“The most important factor when choosing bandmates is love,” says the Saxophones’ Alexi Erenkov. “Do you love the people you’re playing with? If so, everyone is going to be feeling relaxed and confident.” This approach is a useful one to have when your wife, Alison Alderdice, is in your band.
Whilst the Saxophones began as the solo project of Erenkov - a project that was loosely started over a decade ago but gained full momentum and dedication in recent years - he wanted to bring in some primitive drum and percussion playing and couldn’t think of anyone more suited than his wife. “I wanted to share the band with her,” he says. “Plus, I would be devastated if I had to leave for weeks at a time to tour without her.”
The songs which make up the debut album were formed and written during a period in which the pair were living on a boat during a very wet winter in the San Francisco Bay Area. “Much of the music was written over rainy mornings on acoustic guitar inside the cabin of our boat and outside of the city in a little guesthouse in Pt. Reyes,” he reflects. It was then recorded in Portland over 10 days, the recording was an intense and occasionally tense process.

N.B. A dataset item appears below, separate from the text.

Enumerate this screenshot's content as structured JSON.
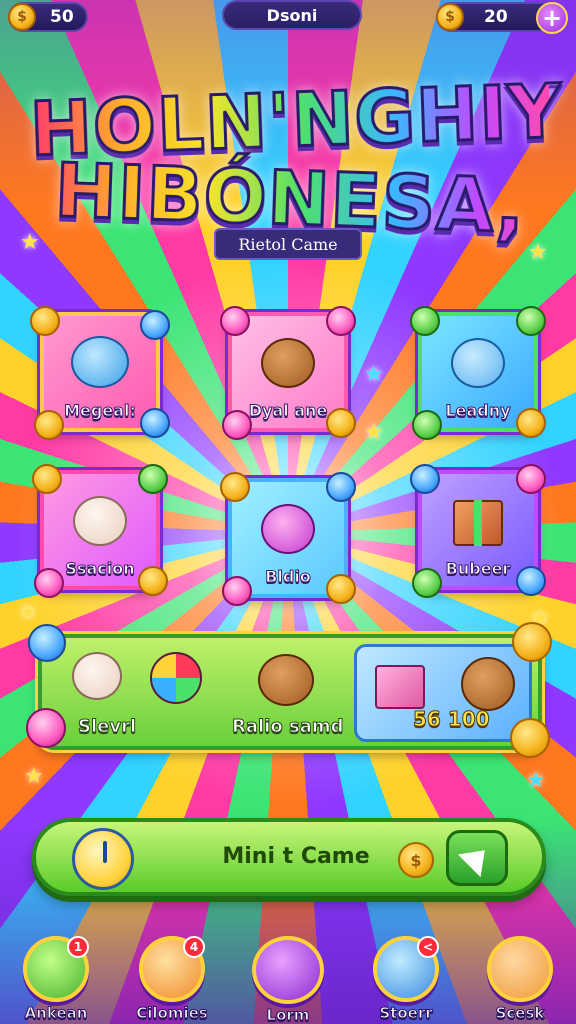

Taking inspiration from 1950s exotica and Hawaiian albums (Edhen Abhez, Buddy Fo, and Martin Denny), 1970s outsider Italian songwriter Vittorio Impiglia, and a host of third-stream and West coast jazz records, the result is a unique offering.